Depending on how much you want to walk every day, you could do this between 4 to 8 days; other than the 21.5km stretch between Ngong Ping and Lead Mine Pass campsites, the campsites occur frequently enough to allow you to take it slow. For longer periods, you’ll want to make sure you book accommodations ahead of time (the cheap and good hostels fill up early) for the night you stay off the trail between Ngong Ping and Lead Mine Pass if you don’t intend to free camp — I’ve heard that there are suitable spots, but they aren’t obvious to find.
The Hong Kong 3G/4G network is mostly available along the trail, with the noted exception at Tin Fu Tsai campsite. Prepaid SIMs are available at 7-eleven convenience stores (including the one at the airport) at standard prices by the Hong Kong Tourism Board. The 8-day option at HKD$118 is ideal for this hike.
Navigation & Maps
It’s a bit hard to obtain detailed paper maps of the trail, but there’s really no need with the resources available online and on the trail itself.
A freely available map of the Maclehose Trail is available from the AFCD website. It’s not very detailed, but it provides an overview of the trail, with distances and estimated difficulty of each section, as well as campsites along the way.
Even without a paper map, the trail is easily navigable; it is usually prominent and well-signed in English. Trail markers every 500 metres let you know you are on the right track, and you’ll pass by boards with detailed maps regularly. If you’re there across the period of the Oxfam Trailwalker, bright pink signs further direct you on the right path. Signages could get confusing at times when I was hiking, as a place name (e.g. Shing Mun, Sai Wan) could be referring to a reservoir, town, or road in the area.
You can also follow and locate yourself on the trail using your phone with the ViewRanger app, where it has already been mapped out with lots of contextual information.
If you want to navigate solely with a paper map, this document of distance post markers with grid references would be useful for you.
You can bring your own food into Hong Kong without any problems, so most of you would probably prepare your rations before flying in. But it’s also easy enough to buy additional food such as dried meats and nuts at the ubiquitous local supermarket chain called Wellcome, as well as at other convenience stores. I also recommend getting some dried barbecued pork at Bee Cheng Hiang outlets in town; it’s a great high-calorie, shelf-stable trail food.

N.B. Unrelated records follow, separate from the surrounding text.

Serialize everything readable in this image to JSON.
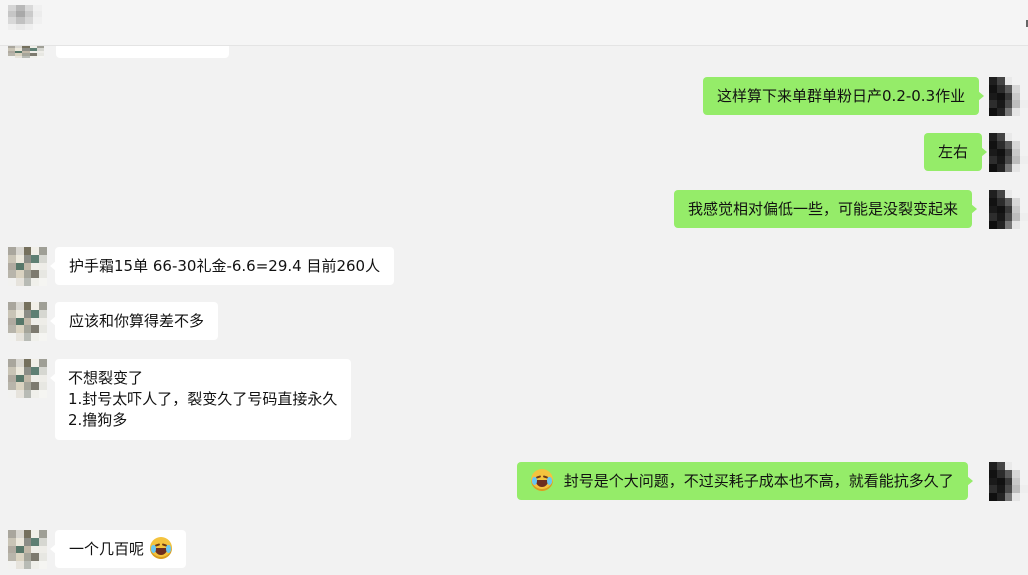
{
  "window": {
    "colors": {
      "background": "#f2f2f2",
      "self_bubble": "#95ec69",
      "other_bubble": "#ffffff",
      "text": "#111111"
    }
  },
  "avatars": {
    "contact_palette": [
      "#a9a69d",
      "#d8d6d0",
      "#75705d",
      "#f1efe8",
      "#9f9f96",
      "#c9c4b6",
      "#ece8dc",
      "#8c8d86",
      "#5e7f73",
      "#d6d7d1",
      "#b0aaa0",
      "#577769",
      "#c1b8a8",
      "#efeee9",
      "#eeede8",
      "#b8b5ab",
      "#dad3c1",
      "#a5a59a",
      "#7d7a6f",
      "#e7e7e2",
      "#f2f2f0",
      "#e6e3dc",
      "#b8bbb5",
      "#f0f0eb",
      "#f5f5f2"
    ],
    "self_palette": [
      "#1f1f1f",
      "#454545",
      "#e9e9e9",
      "#f2f2f2",
      "#f2f2f2",
      "#121212",
      "#2c2c2c",
      "#5b5b5b",
      "#d7d7d7",
      "#f2f2f2",
      "#1a1a1a",
      "#111111",
      "#383838",
      "#c9c9c9",
      "#f2f2f2",
      "#2d2d2d",
      "#181818",
      "#4a4a4a",
      "#bdbdbd",
      "#eeeeee",
      "#0f0f0f",
      "#242424",
      "#777777",
      "#e5e5e5",
      "#f2f2f2"
    ],
    "top_palette": [
      "#d5d5d5",
      "#b8b8b8",
      "#d9d9d9",
      "#f0f0f0",
      "#f5f5f5",
      "#c6c6c6",
      "#a9a9a9",
      "#cacaca",
      "#ececec",
      "#f5f5f5",
      "#d8d8d8",
      "#c1c1c1",
      "#d6d6d6",
      "#f0f0f0",
      "#f5f5f5",
      "#efefef",
      "#e9e9e9",
      "#efefef",
      "#f5f5f5",
      "#f5f5f5",
      "#f5f5f5",
      "#f5f5f5",
      "#f5f5f5",
      "#f5f5f5",
      "#f5f5f5"
    ]
  },
  "messages": [
    {
      "text": "这样算下来单群单粉日产0.2-0.3作业"
    },
    {
      "text": "左右"
    },
    {
      "text": "我感觉相对偏低一些，可能是没裂变起来"
    },
    {
      "text": "护手霜15单 66-30礼金-6.6=29.4 目前260人"
    },
    {
      "text": "应该和你算得差不多"
    },
    {
      "lines": [
        "不想裂变了",
        "1.封号太吓人了，裂变久了号码直接永久",
        "2.撸狗多"
      ]
    },
    {
      "emoji": "rolling-laughing-emoji",
      "text": "封号是个大问题，不过买耗子成本也不高，就看能抗多久了"
    },
    {
      "text": "一个几百呢",
      "emoji": "laughing-tears-emoji"
    }
  ]
}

Camping gear and equipment can be purchased in Mongkok at the many outdoor stores along and near Argyle Street. I bought a cheap and perfectly functional Taiwan-made stove (Taurus brand) for HKD99 (on HKD66 discount) at RC Outfitters, as well as 450g of gas (HKD 90), Clif bars (HKD20 each), and Body Glide (HKD19). You could even buy stakes, clothing, and other gear as well.
What to Bring

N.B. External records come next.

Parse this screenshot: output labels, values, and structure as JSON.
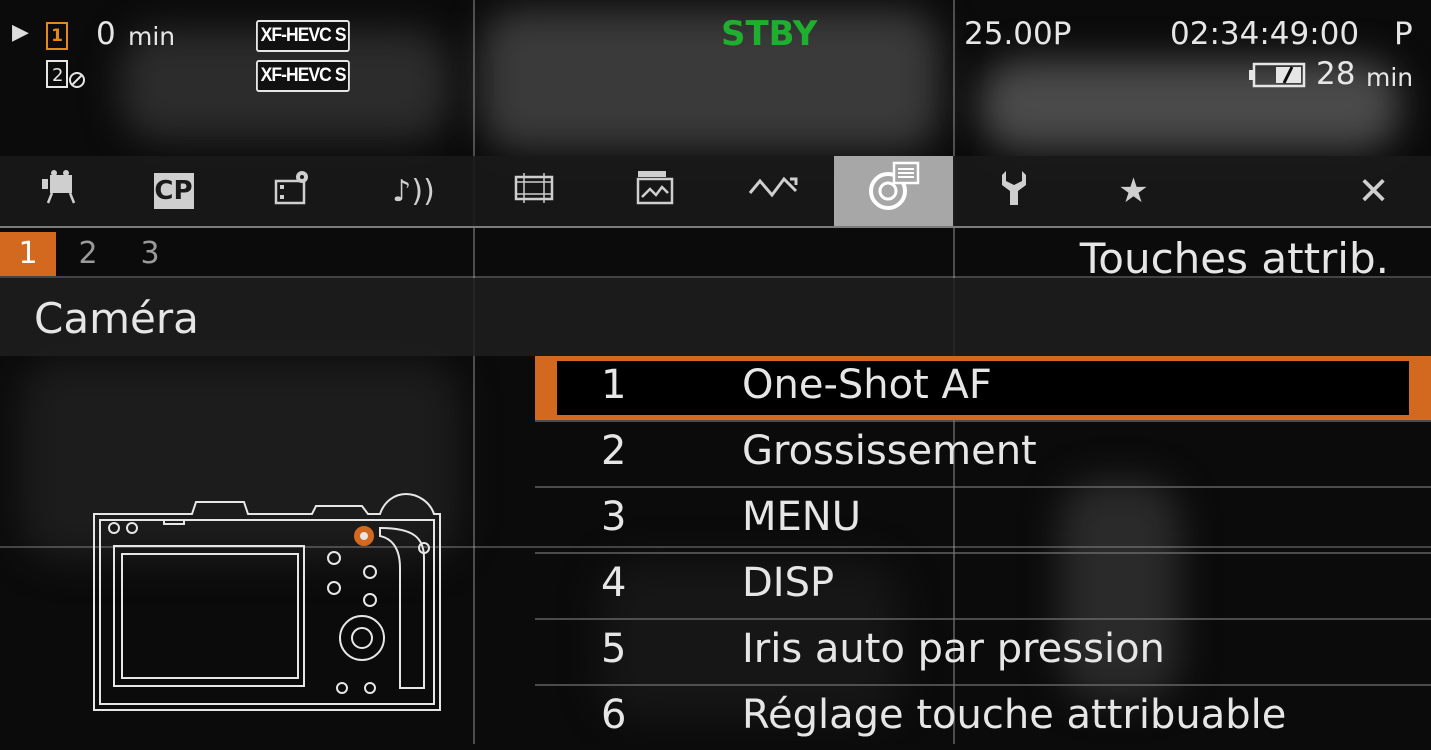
{
  "status": {
    "play_indicator": "▶",
    "slot1_label": "1",
    "slot2_label": "2",
    "record_time_value": "0",
    "record_time_unit": "min",
    "codec_1": "XF-HEVC S",
    "codec_2": "XF-HEVC S",
    "mode": "STBY",
    "mode_color": "#1fae2e",
    "frame_rate": "25.00P",
    "timecode": "02:34:49:00",
    "timecode_suffix": "P",
    "battery_value": "28",
    "battery_unit": "min"
  },
  "tabs": [
    {
      "name": "camera-setup-icon",
      "active": false
    },
    {
      "name": "custom-picture-icon",
      "active": false,
      "label": "CP"
    },
    {
      "name": "recording-setup-icon",
      "active": false
    },
    {
      "name": "audio-setup-icon",
      "active": false
    },
    {
      "name": "monitoring-setup-icon",
      "active": false
    },
    {
      "name": "recording-media-icon",
      "active": false
    },
    {
      "name": "network-icon",
      "active": false
    },
    {
      "name": "assignable-buttons-icon",
      "active": true
    },
    {
      "name": "system-setup-icon",
      "active": false
    },
    {
      "name": "my-menu-icon",
      "active": false
    },
    {
      "name": "close-icon",
      "active": false
    }
  ],
  "pages": [
    "1",
    "2",
    "3"
  ],
  "menu_title": "Touches attrib.",
  "section_title": "Caméra",
  "items": [
    {
      "num": "1",
      "label": "One-Shot AF",
      "selected": true
    },
    {
      "num": "2",
      "label": "Grossissement",
      "selected": false
    },
    {
      "num": "3",
      "label": "MENU",
      "selected": false
    },
    {
      "num": "4",
      "label": "DISP",
      "selected": false
    },
    {
      "num": "5",
      "label": "Iris auto par pression",
      "selected": false
    },
    {
      "num": "6",
      "label": "Réglage touche attribuable",
      "selected": false
    }
  ],
  "colors": {
    "accent": "#d2691e",
    "slot": "#e38a1c",
    "active_tab": "#a7a7a7"
  }
}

The following general packing list is a good base for backpacking on the Maclehose and assumes a hike during autumn. If you’re an experienced hiker with the knowledge of what you’ll need or want on the trail, you can disregard this. Here’s my full packing list for this trip on Lighterpack.
Clothing (worn and carried)
- 2 x T-Shirts (quick-drying, ideally synthetic)
- 2 x Underwear (quick-drying)
- 2 x Running shorts
- 2 x Socks (synthetic)
- Wind or rain jacket
- Trekking pole(s) — you’ll need it!
- Running shoes or trail runners (non-GTX)
- First Aid Kit (e.g. leukotape, scissors)
- 2L of water
- Shelter (tent or tarp with mesh bivy/net tent) with stakes
- Summer quilt
- Sleeping pad
- Inflatable pillow
- Toothpaste (for 6 days)
- 10ml all-purpose soap (Dr. Bronner’s or equivalent)
- Towel or buff
- Hand sanitiser
- Insect repellent
- Water purification (Aquatabs or water filter)
- Scrubber (cut)
- Gas Canister (230g should suffice for 1-2 people)
That’s the end of my guide! For more resources, I’ll also recommend checking out this guide by Thru Hiking HK for the Maclehose Trail. Feel free to ask me any questions and I’ll try my best to answer them.